My friend and fellow Patheos blogger David French had some good words for July 4th — or July 5th, for that matter:
Give thanks. Give thanks for God’s unmerited grace. Give thanks for the sacrifice and character of generations before you. Give thanks for the gift of a nation so prosperous that even our poor citizens have more and live better than billions of the truly poor around the globe. A friend who has labored for years to confront the AIDS epidemic in Africa is fond of reminding me that an American birth is like beginning life with a winning lottery ticket. After my own time abroad, I’ve learned how right he is.
Reflect about your responsibility. To whom much is given, much is expected. What are we doing with the gifts we’ve been given? Americans have done great things – liberating hundreds of millions from the darkest of tyrannies, creating and fostering a system of individual liberty that has empowered human flourishing, and giving more of our wealth to the world’s poor and distressed than any other nation.
Yet our sins are still grievous. We permit doctors to kill unborn children on their mother’s whim. We are more generous than most but still too often held hostage to our own greed. And we’re sacrificing our virtues for our appetites as the sexual revolution consumes our families and destroys our cultural foundations.
Reflection should lead to resolve. “If my people, who are called by my name, will humble themselves and pray and seek my face and turn from their wicked ways, then I will hear from heaven and will forgive their sin and will heal their land.” That’s the biblical blueprint for reform – simple to repeat but ever more difficult for our worldly church to execute. Even the first step, humility, is too much for most of us.
Do we still believe that God will “heal our land” if the people of God repent and turn to righteousness? Or was that promise only for the Hebrews?
Here’s what I believe. We cannot look at every nation that was destroyed and conclude that the people of God within that nation failed to live righteously. Nor can we look at every nation that flourishes and conclude that the people of God were humble and repentant. For nations as for individuals, the rain falls on the righteous and the wicked alike.
However, when the people of God live as the people of God, they have a leavening effect upon the culture. They sow the seeds of the true, the good and the beautiful into the land. The truths they uphold and the values they extol improve the culture, restraining our lower impulses and animating our higher aspirations.

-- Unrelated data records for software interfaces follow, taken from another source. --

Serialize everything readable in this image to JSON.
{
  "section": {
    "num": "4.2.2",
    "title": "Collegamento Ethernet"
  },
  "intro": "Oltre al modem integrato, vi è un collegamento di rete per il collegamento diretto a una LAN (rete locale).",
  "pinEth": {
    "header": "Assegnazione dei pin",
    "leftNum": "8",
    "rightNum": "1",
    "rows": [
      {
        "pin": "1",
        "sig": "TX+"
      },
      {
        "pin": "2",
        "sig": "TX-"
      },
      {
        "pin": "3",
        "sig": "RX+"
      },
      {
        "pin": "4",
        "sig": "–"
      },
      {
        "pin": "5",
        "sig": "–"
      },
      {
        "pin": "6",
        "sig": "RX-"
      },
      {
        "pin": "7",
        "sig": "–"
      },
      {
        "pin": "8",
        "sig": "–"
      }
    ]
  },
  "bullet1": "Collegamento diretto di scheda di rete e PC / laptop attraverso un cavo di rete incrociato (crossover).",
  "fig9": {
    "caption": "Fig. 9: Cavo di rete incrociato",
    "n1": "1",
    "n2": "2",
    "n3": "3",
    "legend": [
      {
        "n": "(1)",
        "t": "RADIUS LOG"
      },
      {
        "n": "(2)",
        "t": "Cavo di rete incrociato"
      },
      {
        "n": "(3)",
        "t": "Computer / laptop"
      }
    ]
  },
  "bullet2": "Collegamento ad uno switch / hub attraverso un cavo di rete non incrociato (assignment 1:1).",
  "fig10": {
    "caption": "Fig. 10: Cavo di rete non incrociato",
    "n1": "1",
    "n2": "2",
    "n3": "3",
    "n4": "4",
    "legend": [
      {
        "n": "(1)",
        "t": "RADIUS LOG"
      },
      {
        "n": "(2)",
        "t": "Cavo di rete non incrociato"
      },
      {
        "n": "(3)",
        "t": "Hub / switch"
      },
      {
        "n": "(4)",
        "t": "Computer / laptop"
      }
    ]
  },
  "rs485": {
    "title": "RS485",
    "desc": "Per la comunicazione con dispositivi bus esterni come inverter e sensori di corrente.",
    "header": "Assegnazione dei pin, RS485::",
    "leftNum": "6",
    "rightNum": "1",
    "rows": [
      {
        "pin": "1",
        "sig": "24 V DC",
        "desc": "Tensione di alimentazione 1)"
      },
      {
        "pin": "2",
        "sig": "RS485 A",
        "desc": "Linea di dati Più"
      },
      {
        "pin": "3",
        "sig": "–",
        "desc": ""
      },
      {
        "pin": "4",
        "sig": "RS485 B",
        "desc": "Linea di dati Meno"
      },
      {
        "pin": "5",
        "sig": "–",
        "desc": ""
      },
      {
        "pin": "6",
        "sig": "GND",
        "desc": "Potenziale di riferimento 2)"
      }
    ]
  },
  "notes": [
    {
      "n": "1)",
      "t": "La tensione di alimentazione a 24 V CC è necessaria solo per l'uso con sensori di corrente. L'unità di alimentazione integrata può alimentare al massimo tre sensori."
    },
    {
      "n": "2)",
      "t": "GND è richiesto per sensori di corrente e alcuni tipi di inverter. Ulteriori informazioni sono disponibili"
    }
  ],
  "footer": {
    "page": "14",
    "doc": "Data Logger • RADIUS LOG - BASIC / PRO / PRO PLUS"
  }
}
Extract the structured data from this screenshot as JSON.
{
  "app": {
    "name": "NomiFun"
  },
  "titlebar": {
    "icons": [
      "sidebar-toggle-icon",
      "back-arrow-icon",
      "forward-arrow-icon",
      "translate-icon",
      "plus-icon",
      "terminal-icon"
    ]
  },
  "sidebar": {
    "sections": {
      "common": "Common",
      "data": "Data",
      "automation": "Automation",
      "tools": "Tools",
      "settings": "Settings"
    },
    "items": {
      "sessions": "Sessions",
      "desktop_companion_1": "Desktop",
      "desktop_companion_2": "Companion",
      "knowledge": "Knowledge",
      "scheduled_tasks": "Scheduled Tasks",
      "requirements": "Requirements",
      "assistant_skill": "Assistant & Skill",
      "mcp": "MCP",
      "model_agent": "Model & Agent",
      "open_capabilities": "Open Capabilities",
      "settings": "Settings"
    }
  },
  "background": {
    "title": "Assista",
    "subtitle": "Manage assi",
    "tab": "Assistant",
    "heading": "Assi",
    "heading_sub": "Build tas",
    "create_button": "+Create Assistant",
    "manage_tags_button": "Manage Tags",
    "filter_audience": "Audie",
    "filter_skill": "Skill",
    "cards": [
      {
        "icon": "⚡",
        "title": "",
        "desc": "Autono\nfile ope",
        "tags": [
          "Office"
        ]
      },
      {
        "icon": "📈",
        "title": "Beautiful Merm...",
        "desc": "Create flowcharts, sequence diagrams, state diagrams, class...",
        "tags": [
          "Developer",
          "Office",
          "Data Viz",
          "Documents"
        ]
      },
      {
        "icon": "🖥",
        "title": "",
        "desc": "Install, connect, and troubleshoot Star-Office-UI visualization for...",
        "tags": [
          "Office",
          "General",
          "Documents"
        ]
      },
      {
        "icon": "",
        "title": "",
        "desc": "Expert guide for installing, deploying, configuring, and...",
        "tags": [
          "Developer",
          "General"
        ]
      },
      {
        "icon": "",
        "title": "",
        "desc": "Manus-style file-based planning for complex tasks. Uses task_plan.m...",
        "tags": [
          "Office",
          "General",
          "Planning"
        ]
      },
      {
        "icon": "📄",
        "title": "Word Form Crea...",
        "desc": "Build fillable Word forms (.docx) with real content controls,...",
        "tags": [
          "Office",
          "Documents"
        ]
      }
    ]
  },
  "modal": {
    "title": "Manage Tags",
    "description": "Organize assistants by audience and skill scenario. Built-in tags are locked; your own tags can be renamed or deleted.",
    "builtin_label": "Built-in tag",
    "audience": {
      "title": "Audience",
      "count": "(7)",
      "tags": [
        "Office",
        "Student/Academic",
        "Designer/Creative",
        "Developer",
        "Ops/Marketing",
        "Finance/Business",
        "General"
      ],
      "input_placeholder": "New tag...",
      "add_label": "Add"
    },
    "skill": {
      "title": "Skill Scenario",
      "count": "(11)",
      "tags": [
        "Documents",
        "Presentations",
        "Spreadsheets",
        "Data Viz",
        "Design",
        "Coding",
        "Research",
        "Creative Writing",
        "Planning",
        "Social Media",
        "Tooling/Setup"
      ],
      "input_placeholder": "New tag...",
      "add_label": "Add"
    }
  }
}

I am exceedingly grateful for the nation in which I live, and I am — not unaware of its faults and mistakes — also proud of its heritage. Like Mr French, however, I worry over the diseases of selfishness and greed, callousness and materialism that have infected our nation. If the church can be the church it’s meant to be, if the followers of Jesus can truly be followers of Jesus and live out his teachings and his heart, then I believe the land would be blessed. Not because God would be compelled to intervene in supernatural ways, but because God works through those who serve him to redeem all things. Cultures that are set upon what is true, noble, right, pure, lovely and admirable, excellent and praiseworthy, will be blessed as a matter of course.